Finch’s Shock and Awe is an American Brown Ale, with a rather interesting name and a very cool label. For those of you who grew up in the 80’s like I did you are sure to recognize the Rock’em Sock’em robots, and that alone may be enough to draw you in. Much like 8-Bit Pale Ale from Tallgrass, Shock and Awe seems designed to tug at memories of childhood, or at least create a sense of retro appeal and almost demand to be purchased.
The other beers that I have had from Finch’s have been well-brewed, and while they may not have held strictly to the style categories they were all very enjoyable. I was contemplating including a little about the style category in this post, but I will save that for another time. If you are interested in a little more background knowledge of Finch’s or, interested in reading reviews of their other beers, check out my reviews of Cut Throat Pale Ale, Secret Stache Stout, or Threadless IPA.
On to the review. Unfortunately, Shock and Awe does not have enough reviews for a score on either of the two major ratings sites. However, I have still seen it on the shelf at many liquor stores in Milwaukee, so you will likely still be able to find it.
Finch’s doesn’t have any information out there on Shock and Awe, so I hope you don’t mind if I skip the standard “They Say” section and just get straight on with my review.
Shock and Awe pours a hazy chestnut with a creamy tan head that holds excellent retention and leaves considerable lacing in the glass. The aroma is of orange (fruit and peel) and floral hops, slightly toasted nutty notes, caramelized sugars and vanilla. The citrus and floral hops work well, creating a complex aroma not found in many American Brown Ales.
The flavor is toasted nuts; roasted, caramelized malts; hints of vanilla, biscuits, a minor amount of citrus with a moderate to high level of bitterness, at the edge of being too bitter for the style. Shock and Awe is medium-bodied with a moderate level of carbonation.
Shock and Awe is a good American Brown Ale, although it seems a little bitter for the style. Unfortunately the IBUs for it aren’t posted so I am not sure if it is just an issue of perception, or if they are indeed high. Either way, this is a good American Brown Ale from a very good somewhat local craft brewery. If you enjoy Brown Ales, be on the lookout for this one. At around $5 a bottle (at least here in WI), it’s definitely well worth the price!

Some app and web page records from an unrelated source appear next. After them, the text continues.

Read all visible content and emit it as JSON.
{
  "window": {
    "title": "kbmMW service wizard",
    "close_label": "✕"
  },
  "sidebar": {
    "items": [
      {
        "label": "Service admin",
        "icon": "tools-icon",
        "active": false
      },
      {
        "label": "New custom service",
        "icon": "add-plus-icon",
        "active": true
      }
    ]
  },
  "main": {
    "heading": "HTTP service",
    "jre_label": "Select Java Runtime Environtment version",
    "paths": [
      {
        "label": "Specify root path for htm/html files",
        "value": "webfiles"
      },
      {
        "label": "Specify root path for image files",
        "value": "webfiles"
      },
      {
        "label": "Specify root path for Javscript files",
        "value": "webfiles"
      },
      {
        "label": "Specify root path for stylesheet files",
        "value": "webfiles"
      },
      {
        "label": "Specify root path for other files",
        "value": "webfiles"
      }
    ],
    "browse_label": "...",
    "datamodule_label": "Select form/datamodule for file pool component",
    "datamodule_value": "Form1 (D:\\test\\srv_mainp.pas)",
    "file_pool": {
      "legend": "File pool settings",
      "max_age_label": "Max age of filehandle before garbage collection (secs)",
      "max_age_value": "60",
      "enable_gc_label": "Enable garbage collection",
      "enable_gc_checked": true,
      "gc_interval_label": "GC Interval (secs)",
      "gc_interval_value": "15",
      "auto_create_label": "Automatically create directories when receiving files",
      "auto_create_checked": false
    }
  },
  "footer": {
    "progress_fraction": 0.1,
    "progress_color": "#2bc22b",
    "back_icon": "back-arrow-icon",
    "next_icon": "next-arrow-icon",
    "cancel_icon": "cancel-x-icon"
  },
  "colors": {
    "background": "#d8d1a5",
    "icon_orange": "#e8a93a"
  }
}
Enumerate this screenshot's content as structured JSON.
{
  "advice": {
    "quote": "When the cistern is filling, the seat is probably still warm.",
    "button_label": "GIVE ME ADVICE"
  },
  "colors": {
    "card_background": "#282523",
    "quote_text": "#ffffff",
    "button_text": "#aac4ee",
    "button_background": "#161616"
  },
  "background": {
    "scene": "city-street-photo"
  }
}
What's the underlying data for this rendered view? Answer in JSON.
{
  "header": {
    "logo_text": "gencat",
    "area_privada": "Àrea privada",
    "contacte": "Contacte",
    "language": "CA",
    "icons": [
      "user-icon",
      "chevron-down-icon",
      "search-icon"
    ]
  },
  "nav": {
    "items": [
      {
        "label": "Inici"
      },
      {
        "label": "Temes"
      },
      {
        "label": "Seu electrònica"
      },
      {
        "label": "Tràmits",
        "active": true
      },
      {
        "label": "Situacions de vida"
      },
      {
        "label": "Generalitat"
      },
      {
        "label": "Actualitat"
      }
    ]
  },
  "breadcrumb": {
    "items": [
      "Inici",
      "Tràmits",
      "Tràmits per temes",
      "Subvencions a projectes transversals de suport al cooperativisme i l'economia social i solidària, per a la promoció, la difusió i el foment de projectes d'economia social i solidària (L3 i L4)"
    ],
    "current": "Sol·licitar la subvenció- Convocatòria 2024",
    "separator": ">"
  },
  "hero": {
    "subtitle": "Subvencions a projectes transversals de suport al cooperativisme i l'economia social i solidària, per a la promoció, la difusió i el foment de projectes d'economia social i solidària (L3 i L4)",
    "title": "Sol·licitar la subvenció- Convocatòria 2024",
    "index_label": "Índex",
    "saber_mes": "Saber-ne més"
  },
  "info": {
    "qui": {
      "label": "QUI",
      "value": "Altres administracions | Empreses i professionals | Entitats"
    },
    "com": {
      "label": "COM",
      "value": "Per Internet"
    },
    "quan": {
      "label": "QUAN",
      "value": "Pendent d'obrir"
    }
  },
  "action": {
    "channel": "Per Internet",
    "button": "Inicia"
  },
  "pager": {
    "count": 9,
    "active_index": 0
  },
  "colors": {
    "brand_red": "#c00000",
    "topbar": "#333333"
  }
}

That’s all for today! Check back again soon for another review